TASK REQUIREMENTS: What you return should match the data word for word, minus the images.

INPUT MATERIAL:
--

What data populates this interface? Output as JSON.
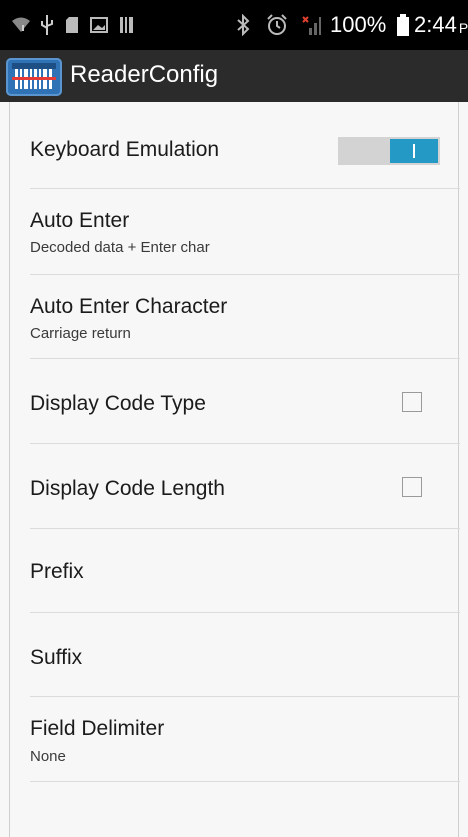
{
  "status_bar": {
    "icons": [
      "wifi-icon",
      "usb-icon",
      "sd-card-icon",
      "image-icon",
      "barcode-icon",
      "bluetooth-icon",
      "alarm-icon",
      "no-signal-icon"
    ],
    "battery_percent": "100%",
    "battery_icon": "battery-full-icon",
    "time": "2:44",
    "ampm": "PM"
  },
  "action_bar": {
    "app_icon": "barcode-reader-icon",
    "title": "ReaderConfig"
  },
  "settings": {
    "keyboard_emulation": {
      "title": "Keyboard Emulation",
      "enabled": true
    },
    "auto_enter": {
      "title": "Auto Enter",
      "summary": "Decoded data + Enter char"
    },
    "auto_enter_character": {
      "title": "Auto Enter Character",
      "summary": "Carriage return"
    },
    "display_code_type": {
      "title": "Display Code Type",
      "checked": false
    },
    "display_code_length": {
      "title": "Display Code Length",
      "checked": false
    },
    "prefix": {
      "title": "Prefix"
    },
    "suffix": {
      "title": "Suffix"
    },
    "field_delimiter": {
      "title": "Field Delimiter",
      "summary": "None"
    }
  },
  "colors": {
    "status_bar": "#000000",
    "action_bar": "#2b2b2b",
    "toggle_on": "#2599c6",
    "app_icon": "#2f72b5",
    "background": "#f7f7f7"
  }
}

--

SOLVED PROBLEM:
What data populates this interface? Output as JSON.
{
  "status_bar": {
    "icons": [
      "wifi-icon",
      "usb-icon",
      "sd-card-icon",
      "image-icon",
      "barcode-icon",
      "bluetooth-icon",
      "alarm-icon",
      "no-signal-icon"
    ],
    "battery_percent": "100%",
    "battery_icon": "battery-full-icon",
    "time": "2:44",
    "ampm": "PM"
  },
  "action_bar": {
    "app_icon": "barcode-reader-icon",
    "title": "ReaderConfig"
  },
  "settings": {
    "keyboard_emulation": {
      "title": "Keyboard Emulation",
      "enabled": true
    },
    "auto_enter": {
      "title": "Auto Enter",
      "summary": "Decoded data + Enter char"
    },
    "auto_enter_character": {
      "title": "Auto Enter Character",
      "summary": "Carriage return"
    },
    "display_code_type": {
      "title": "Display Code Type",
      "checked": false
    },
    "display_code_length": {
      "title": "Display Code Length",
      "checked": false
    },
    "prefix": {
      "title": "Prefix"
    },
    "suffix": {
      "title": "Suffix"
    },
    "field_delimiter": {
      "title": "Field Delimiter",
      "summary": "None"
    }
  },
  "colors": {
    "status_bar": "#000000",
    "action_bar": "#2b2b2b",
    "toggle_on": "#2599c6",
    "app_icon": "#2f72b5",
    "background": "#f7f7f7"
  }
}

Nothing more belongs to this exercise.